Remember the 1990s when we had a new Batman, new Green Lantern, new Spider-Man and even a gaggle of new Supermen? The character now known as U.S.Agent was a replacement Captain America back in 1986, and eventually wound up carving his own identity once Steve Rogers took the job back.
So when they released a figure of U.S.Agent as part of the recent Captain America line of action figures, I was pretty excited to get a chance to add him to the collection. It also gets me one step closer to having a set of the West Coast Avengers.
His costume is awesome, as it is a darker version of the American flag. The accessories are pretty cool. U.S.Agent comes with his most recent shield and a Uzi. After all, he’s a much tougher (and more violent) version of Cap. For picture and display sake, I swapped it out for one of the M-16 assault rifles that are so prevalent with GI Joe figures.
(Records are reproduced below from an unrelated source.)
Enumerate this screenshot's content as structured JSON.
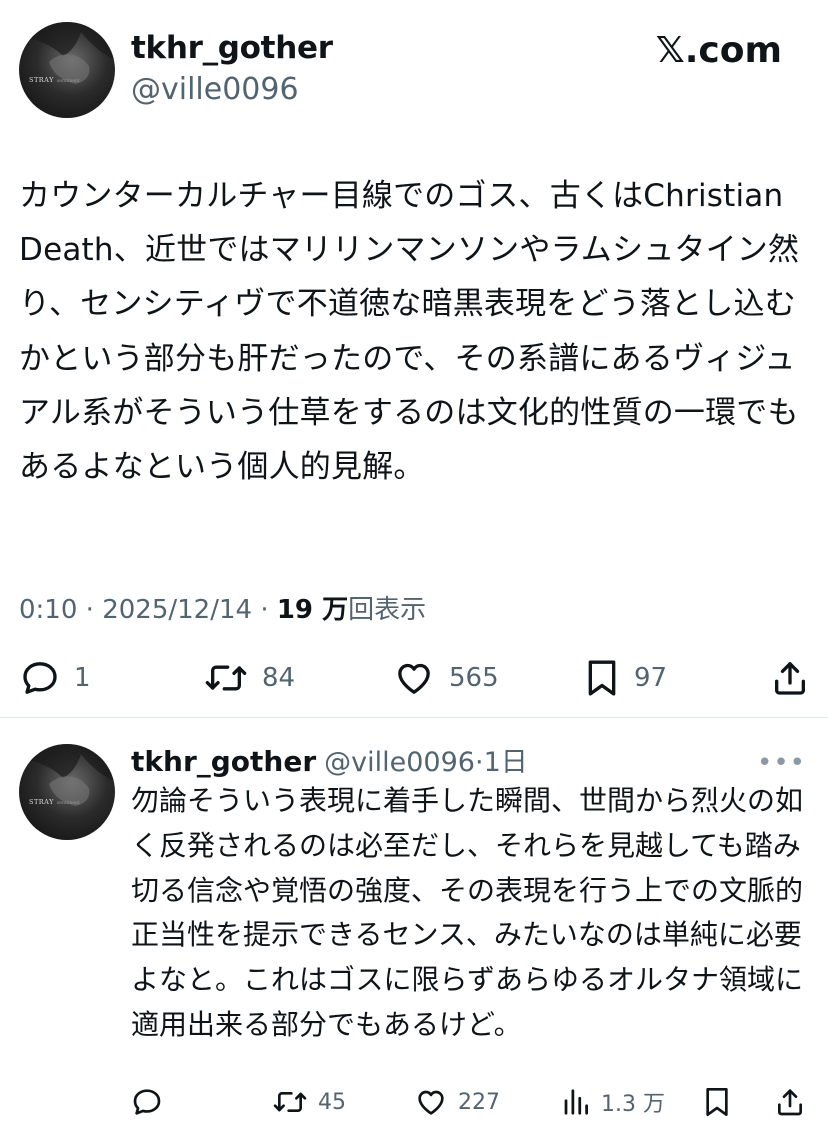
{
  "tweet": {
    "display_name": "tkhr_gother",
    "handle": "@ville0096",
    "brand": "𝕏.com",
    "text": "カウンターカルチャー目線でのゴス、古くはChristian Death、近世ではマリリンマンソンやラムシュタイン然り、センシティヴで不道徳な暗黒表現をどう落とし込むかという部分も肝だったので、その系譜にあるヴィジュアル系がそういう仕草をするのは文化的性質の一環でもあるよなという個人的見解。",
    "time": "0:10",
    "date": "2025/12/14",
    "views_count": "19 万",
    "views_label": "回表示",
    "replies": "1",
    "retweets": "84",
    "likes": "565",
    "bookmarks": "97",
    "avatar_text": "STRAY"
  },
  "reply": {
    "display_name": "tkhr_gother",
    "handle": "@ville0096",
    "separator": "·",
    "time": "1日",
    "text": "勿論そういう表現に着手した瞬間、世間から烈火の如く反発されるのは必至だし、それらを見越しても踏み切る信念や覚悟の強度、その表現を行う上での文脈的正当性を提示できるセンス、みたいなのは単純に必要よなと。これはゴスに限らずあらゆるオルタナ領域に適用出来る部分でもあるけど。",
    "more": "•••",
    "retweets": "45",
    "likes": "227",
    "views": "1.3 万",
    "avatar_text": "STRAY"
  },
  "icons": {
    "reply": "speech-bubble-icon",
    "retweet": "retweet-arrows-icon",
    "like": "heart-icon",
    "bookmark": "bookmark-icon",
    "share": "share-upload-icon",
    "views": "bar-chart-icon"
  },
  "colors": {
    "text": "#0f1419",
    "secondary": "#536471",
    "divider": "#e3e8eb"
  }
}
U.S.Agent is a brute of a guy, so I imagine him being one of my most combat-ready toys. I could really see him being air-dropped over an AIM or Hydra base, with two machine guns, a lot of ammo and maybe a Monster energy drink,.
One of my birthday presents my super cool girlfriend gave me was the very cool 1940s style Captain America figures from the First Avenger toy line. This version of Cap pays tribute to the World War 2 costume that Bryan Hitch had him wear during the flashbacks in the Ultimates.
This look on Captain America is really cool looking; it is definitely very old timey. I don’t claim to be any fashionista, especially one that knows about what was wrong in the 1940s, but the spats and some of the jacket closings look like they would be more appropriate during World War I. But, again, what do I know about these things?
Cap also comes with the original style shield, which looks really cool. He also comes with a machine gun and a small pistol that fits in a holster on his belt.
Captain America was also a big part of the war effort, as here he is being used to advertise and promote the purchase of war bonds. Okay, I made this part up, but there is no reason to think they would not have used him in this capacity. He was an American hero after all.
There was also this iconic picture of Harry Truman when Captain America guaranteed the Allies victory.